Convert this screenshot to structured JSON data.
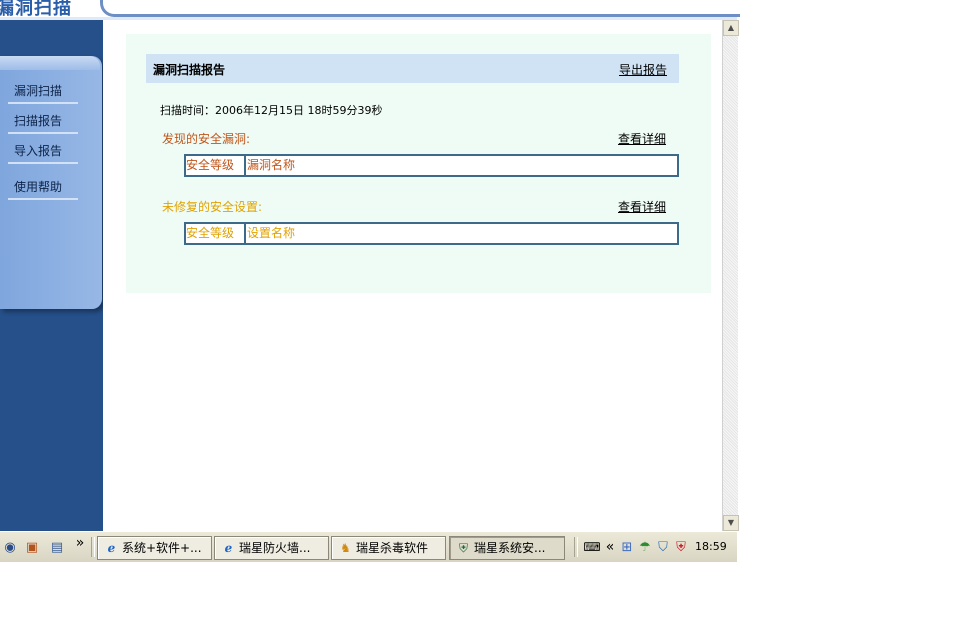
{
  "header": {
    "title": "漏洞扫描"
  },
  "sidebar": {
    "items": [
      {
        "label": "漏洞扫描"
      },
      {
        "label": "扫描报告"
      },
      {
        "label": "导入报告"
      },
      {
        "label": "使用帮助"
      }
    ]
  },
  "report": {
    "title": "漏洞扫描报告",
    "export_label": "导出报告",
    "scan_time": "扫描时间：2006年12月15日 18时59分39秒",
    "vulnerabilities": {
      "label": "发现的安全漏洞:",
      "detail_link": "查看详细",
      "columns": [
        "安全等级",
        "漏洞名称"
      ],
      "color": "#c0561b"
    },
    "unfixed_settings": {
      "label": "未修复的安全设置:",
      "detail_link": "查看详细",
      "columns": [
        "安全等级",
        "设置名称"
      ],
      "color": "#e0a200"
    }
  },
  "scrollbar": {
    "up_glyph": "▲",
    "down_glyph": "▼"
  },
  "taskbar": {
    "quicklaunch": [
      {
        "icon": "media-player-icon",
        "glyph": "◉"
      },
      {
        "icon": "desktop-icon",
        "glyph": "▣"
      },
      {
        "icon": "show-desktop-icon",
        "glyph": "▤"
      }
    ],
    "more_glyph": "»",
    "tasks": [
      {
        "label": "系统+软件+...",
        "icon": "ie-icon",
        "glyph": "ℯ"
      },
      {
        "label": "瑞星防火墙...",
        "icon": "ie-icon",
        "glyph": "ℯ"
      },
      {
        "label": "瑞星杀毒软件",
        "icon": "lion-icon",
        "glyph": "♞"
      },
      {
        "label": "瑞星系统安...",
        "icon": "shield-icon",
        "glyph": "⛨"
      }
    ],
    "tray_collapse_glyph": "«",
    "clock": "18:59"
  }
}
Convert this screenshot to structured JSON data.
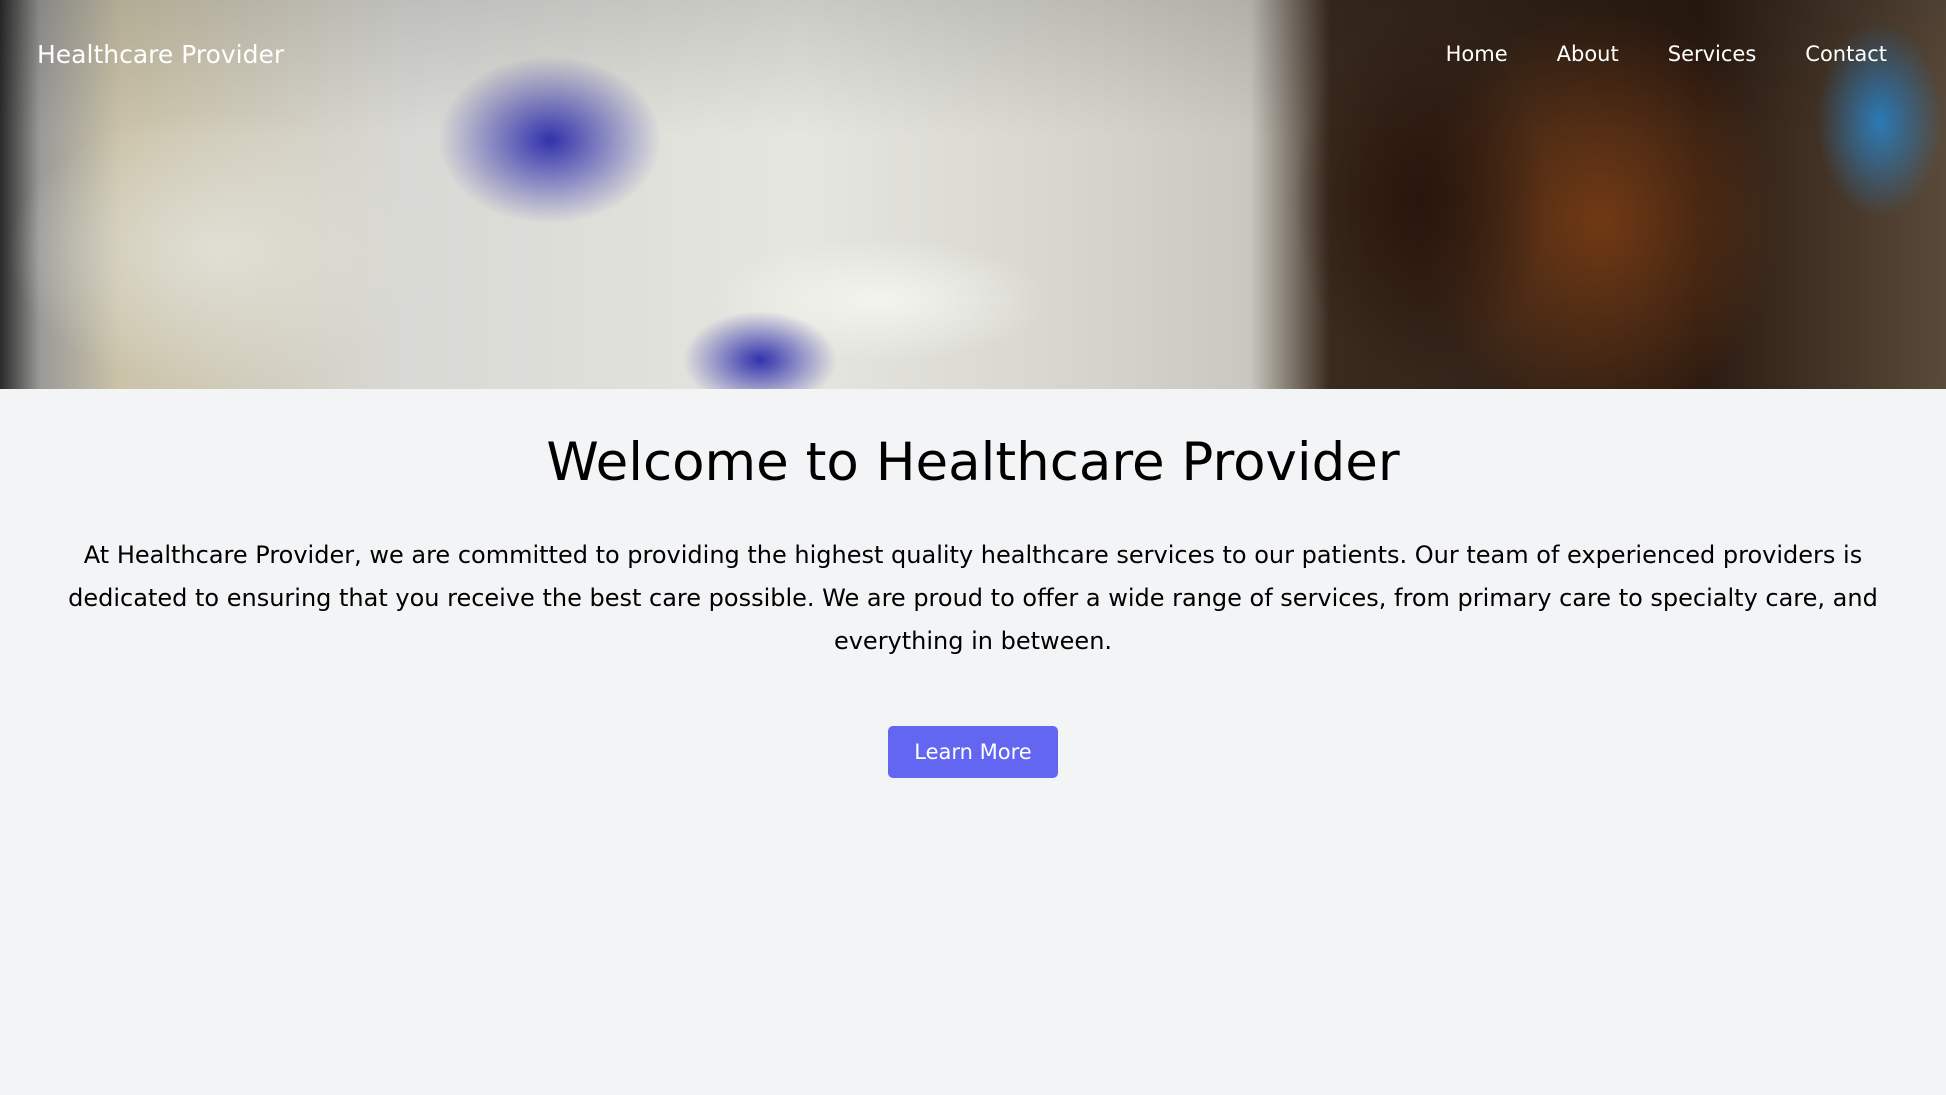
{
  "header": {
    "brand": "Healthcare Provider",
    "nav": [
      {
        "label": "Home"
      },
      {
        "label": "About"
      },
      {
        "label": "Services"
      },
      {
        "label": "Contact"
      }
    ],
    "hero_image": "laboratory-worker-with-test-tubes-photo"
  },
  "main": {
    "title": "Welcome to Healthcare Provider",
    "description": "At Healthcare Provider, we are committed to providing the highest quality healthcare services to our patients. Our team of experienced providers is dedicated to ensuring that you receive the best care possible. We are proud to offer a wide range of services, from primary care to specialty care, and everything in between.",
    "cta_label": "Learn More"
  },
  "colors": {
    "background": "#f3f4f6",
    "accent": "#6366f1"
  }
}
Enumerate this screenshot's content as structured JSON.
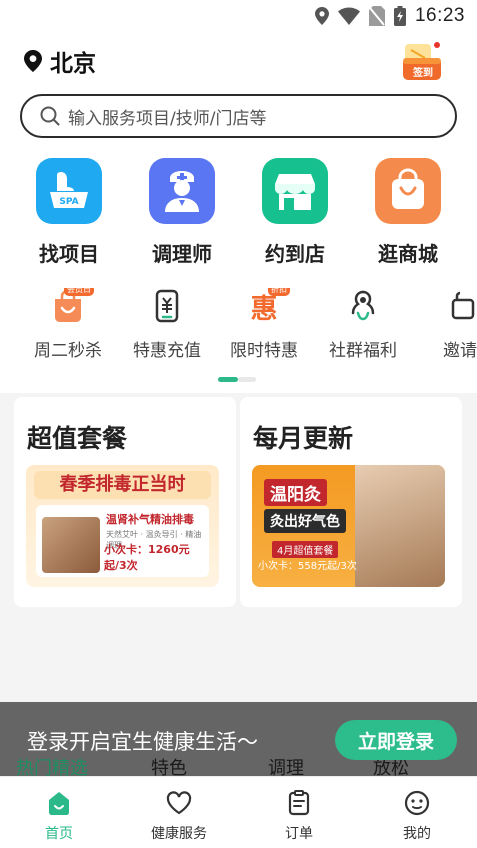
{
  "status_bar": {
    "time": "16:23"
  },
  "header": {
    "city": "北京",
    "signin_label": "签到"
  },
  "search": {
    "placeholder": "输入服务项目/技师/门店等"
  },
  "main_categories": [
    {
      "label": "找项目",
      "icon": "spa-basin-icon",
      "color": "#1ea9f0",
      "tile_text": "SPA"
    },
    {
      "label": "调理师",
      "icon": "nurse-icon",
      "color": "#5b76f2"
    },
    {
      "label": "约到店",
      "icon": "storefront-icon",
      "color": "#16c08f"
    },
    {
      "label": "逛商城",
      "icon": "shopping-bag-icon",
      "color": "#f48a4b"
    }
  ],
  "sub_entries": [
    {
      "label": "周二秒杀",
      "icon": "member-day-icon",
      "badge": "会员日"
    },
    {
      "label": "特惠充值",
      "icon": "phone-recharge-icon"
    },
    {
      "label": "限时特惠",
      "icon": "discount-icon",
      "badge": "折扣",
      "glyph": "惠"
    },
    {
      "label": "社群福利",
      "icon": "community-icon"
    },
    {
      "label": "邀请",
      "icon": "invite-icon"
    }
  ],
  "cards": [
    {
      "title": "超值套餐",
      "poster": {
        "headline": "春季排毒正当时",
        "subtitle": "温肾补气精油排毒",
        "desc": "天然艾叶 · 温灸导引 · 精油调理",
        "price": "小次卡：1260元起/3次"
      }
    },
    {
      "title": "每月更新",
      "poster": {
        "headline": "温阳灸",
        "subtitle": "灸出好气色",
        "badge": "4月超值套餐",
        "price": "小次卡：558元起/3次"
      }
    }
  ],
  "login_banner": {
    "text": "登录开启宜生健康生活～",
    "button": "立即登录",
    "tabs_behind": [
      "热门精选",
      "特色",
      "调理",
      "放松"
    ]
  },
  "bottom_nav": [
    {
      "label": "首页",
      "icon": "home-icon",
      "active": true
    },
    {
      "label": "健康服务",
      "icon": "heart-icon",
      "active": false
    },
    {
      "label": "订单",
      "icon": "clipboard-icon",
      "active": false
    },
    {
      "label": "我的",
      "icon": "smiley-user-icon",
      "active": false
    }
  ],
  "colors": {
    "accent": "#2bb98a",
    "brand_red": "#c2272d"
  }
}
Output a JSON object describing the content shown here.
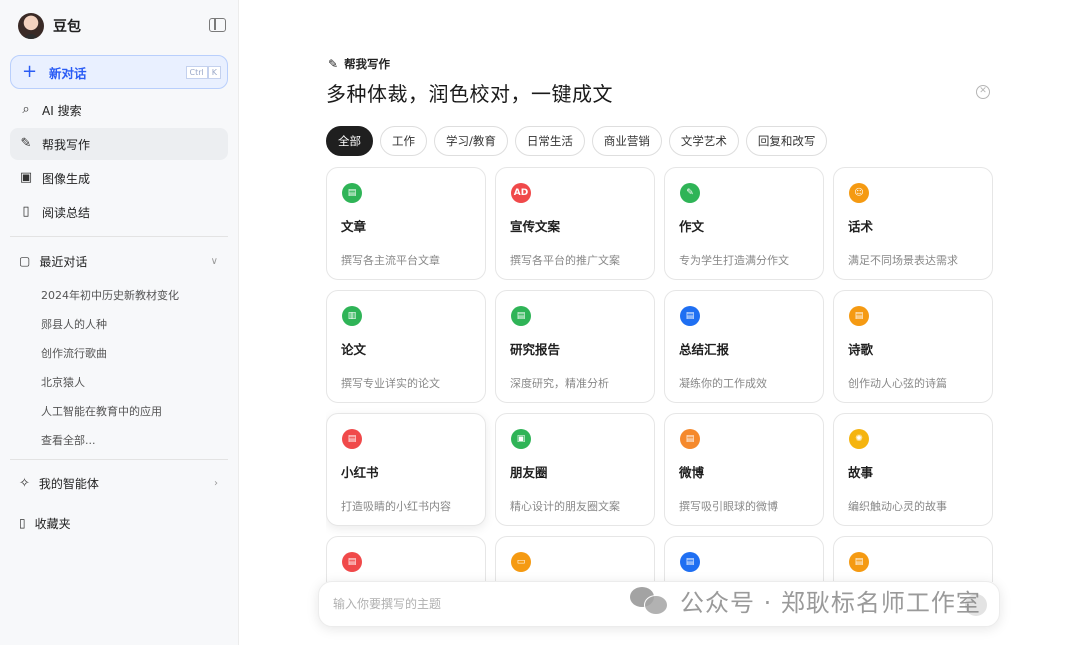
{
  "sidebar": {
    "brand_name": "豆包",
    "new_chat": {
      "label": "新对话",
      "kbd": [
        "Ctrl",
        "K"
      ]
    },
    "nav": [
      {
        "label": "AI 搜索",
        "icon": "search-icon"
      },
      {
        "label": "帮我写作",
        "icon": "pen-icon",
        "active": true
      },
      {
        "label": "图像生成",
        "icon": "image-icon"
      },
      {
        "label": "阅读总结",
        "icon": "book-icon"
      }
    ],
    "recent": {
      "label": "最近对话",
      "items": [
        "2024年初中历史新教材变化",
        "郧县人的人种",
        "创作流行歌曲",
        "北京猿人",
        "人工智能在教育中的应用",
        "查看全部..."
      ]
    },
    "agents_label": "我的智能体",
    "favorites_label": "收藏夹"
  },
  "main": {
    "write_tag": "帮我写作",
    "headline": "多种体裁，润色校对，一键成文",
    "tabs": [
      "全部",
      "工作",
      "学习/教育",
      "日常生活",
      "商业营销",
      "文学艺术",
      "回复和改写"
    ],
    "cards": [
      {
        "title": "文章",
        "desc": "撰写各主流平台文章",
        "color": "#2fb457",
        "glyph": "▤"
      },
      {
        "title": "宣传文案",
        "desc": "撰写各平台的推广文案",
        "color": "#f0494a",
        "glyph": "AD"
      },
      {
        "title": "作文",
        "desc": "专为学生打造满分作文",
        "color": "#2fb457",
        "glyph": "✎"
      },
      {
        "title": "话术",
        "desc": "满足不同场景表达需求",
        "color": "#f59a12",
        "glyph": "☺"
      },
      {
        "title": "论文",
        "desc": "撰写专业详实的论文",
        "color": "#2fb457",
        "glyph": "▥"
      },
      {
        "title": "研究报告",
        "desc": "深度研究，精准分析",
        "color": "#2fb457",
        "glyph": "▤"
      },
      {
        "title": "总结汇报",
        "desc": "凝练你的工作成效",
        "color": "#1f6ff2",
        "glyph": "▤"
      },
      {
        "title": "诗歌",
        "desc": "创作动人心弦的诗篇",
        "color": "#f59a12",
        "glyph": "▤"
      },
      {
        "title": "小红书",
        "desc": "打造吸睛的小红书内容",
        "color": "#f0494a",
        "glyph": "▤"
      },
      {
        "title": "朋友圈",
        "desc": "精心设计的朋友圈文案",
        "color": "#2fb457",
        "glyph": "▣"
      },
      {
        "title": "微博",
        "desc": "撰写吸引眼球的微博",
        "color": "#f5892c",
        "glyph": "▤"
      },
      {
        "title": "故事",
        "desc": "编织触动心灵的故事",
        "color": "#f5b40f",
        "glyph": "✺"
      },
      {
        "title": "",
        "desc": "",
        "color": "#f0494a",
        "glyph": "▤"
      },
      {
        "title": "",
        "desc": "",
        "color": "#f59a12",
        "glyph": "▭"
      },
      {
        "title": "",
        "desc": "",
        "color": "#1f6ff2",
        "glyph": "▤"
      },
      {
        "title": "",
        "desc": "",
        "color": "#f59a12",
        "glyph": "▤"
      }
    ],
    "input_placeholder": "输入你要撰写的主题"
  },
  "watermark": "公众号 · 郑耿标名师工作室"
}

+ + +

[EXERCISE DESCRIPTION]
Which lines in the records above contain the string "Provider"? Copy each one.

[EXERCISE RESPONSE]
    "brand": "Healthcare Provider",
    "title": "Welcome to Healthcare Provider",
    "description": "At Healthcare Provider, we are committed to providing the highest quality healthcare services to our patients. Our team of experienced providers is dedicated to ensuring that you receive the best care possible. We are proud to offer a wide range of services, from primary care to specialty care, and everything in between.",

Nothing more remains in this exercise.